What to produce: Reproduce the records exactly.

Provided records:
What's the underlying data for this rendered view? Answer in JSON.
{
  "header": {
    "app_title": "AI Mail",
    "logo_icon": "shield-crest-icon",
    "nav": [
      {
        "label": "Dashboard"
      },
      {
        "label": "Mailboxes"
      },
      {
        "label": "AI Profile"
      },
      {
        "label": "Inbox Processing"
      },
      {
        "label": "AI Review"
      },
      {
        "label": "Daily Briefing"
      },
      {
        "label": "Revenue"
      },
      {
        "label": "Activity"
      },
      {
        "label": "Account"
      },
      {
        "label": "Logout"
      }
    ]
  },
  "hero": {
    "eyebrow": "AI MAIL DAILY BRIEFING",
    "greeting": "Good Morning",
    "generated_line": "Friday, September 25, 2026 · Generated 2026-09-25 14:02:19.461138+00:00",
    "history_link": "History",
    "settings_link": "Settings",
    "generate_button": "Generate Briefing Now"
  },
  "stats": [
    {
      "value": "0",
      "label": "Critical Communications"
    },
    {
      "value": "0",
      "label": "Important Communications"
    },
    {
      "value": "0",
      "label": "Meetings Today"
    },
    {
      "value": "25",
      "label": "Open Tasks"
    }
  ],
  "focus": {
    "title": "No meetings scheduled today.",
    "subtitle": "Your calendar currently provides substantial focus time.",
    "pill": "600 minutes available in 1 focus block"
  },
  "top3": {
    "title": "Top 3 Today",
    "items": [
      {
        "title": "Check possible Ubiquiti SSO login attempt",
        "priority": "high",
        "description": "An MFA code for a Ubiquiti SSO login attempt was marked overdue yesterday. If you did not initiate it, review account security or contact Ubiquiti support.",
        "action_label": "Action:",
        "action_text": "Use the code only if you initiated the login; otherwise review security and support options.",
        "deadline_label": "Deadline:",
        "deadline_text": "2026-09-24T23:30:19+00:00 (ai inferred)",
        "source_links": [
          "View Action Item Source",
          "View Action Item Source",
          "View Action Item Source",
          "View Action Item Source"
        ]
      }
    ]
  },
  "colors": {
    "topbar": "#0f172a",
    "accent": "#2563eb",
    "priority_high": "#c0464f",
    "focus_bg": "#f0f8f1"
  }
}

Reply:
What's the underlying data for this rendered view? Answer in JSON.
{
  "header": {
    "app_title": "AI Mail",
    "logo_icon": "shield-crest-icon",
    "nav": [
      {
        "label": "Dashboard"
      },
      {
        "label": "Mailboxes"
      },
      {
        "label": "AI Profile"
      },
      {
        "label": "Inbox Processing"
      },
      {
        "label": "AI Review"
      },
      {
        "label": "Daily Briefing"
      },
      {
        "label": "Revenue"
      },
      {
        "label": "Activity"
      },
      {
        "label": "Account"
      },
      {
        "label": "Logout"
      }
    ]
  },
  "hero": {
    "eyebrow": "AI MAIL DAILY BRIEFING",
    "greeting": "Good Morning",
    "generated_line": "Friday, September 25, 2026 · Generated 2026-09-25 14:02:19.461138+00:00",
    "history_link": "History",
    "settings_link": "Settings",
    "generate_button": "Generate Briefing Now"
  },
  "stats": [
    {
      "value": "0",
      "label": "Critical Communications"
    },
    {
      "value": "0",
      "label": "Important Communications"
    },
    {
      "value": "0",
      "label": "Meetings Today"
    },
    {
      "value": "25",
      "label": "Open Tasks"
    }
  ],
  "focus": {
    "title": "No meetings scheduled today.",
    "subtitle": "Your calendar currently provides substantial focus time.",
    "pill": "600 minutes available in 1 focus block"
  },
  "top3": {
    "title": "Top 3 Today",
    "items": [
      {
        "title": "Check possible Ubiquiti SSO login attempt",
        "priority": "high",
        "description": "An MFA code for a Ubiquiti SSO login attempt was marked overdue yesterday. If you did not initiate it, review account security or contact Ubiquiti support.",
        "action_label": "Action:",
        "action_text": "Use the code only if you initiated the login; otherwise review security and support options.",
        "deadline_label": "Deadline:",
        "deadline_text": "2026-09-24T23:30:19+00:00 (ai inferred)",
        "source_links": [
          "View Action Item Source",
          "View Action Item Source",
          "View Action Item Source",
          "View Action Item Source"
        ]
      }
    ]
  },
  "colors": {
    "topbar": "#0f172a",
    "accent": "#2563eb",
    "priority_high": "#c0464f",
    "focus_bg": "#f0f8f1"
  }
}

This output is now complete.